- _Web page and app entries_:
BEGIN

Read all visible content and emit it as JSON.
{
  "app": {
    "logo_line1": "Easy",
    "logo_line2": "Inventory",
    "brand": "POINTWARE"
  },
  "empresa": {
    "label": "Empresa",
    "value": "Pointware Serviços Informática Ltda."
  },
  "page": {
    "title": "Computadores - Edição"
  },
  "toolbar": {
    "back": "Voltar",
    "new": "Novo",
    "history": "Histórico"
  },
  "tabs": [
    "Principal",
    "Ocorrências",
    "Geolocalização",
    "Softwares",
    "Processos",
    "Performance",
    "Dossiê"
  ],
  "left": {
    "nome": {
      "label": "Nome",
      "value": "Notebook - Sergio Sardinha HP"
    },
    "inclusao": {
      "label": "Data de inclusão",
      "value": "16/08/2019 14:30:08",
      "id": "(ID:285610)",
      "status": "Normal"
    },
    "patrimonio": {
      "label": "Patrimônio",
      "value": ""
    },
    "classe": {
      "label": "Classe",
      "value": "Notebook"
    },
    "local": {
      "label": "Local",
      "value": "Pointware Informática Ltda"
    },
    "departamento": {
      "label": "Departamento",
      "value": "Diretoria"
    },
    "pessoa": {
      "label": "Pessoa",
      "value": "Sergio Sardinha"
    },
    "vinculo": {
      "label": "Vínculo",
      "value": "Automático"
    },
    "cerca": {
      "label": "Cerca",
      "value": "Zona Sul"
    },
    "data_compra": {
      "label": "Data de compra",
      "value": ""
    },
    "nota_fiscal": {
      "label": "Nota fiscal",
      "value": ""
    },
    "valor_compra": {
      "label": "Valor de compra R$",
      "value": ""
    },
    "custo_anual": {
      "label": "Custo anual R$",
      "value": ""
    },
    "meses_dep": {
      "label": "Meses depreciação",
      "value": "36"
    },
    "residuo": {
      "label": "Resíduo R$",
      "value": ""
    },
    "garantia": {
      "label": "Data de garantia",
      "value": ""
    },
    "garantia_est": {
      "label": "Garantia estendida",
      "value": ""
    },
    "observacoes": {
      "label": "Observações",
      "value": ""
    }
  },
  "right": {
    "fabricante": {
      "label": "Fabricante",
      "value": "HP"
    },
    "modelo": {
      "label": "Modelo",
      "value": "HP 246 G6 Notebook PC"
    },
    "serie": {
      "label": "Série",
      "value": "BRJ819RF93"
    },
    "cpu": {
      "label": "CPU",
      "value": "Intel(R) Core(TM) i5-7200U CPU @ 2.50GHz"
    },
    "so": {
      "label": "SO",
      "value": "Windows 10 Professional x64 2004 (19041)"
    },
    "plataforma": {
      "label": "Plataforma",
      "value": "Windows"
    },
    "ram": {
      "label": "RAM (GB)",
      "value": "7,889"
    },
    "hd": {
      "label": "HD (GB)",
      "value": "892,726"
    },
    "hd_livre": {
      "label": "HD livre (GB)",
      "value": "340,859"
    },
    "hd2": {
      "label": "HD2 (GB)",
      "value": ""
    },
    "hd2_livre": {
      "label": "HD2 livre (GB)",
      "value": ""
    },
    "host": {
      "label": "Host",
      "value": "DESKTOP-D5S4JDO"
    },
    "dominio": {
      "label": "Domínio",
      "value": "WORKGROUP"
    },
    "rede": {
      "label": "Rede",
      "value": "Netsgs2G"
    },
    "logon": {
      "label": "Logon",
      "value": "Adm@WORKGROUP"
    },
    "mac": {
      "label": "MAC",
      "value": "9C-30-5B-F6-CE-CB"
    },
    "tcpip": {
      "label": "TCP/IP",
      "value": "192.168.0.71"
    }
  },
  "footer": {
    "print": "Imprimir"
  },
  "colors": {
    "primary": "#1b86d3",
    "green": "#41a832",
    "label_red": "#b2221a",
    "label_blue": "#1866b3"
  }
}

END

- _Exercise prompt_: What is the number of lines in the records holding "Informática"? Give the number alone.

- _Answer section_: 2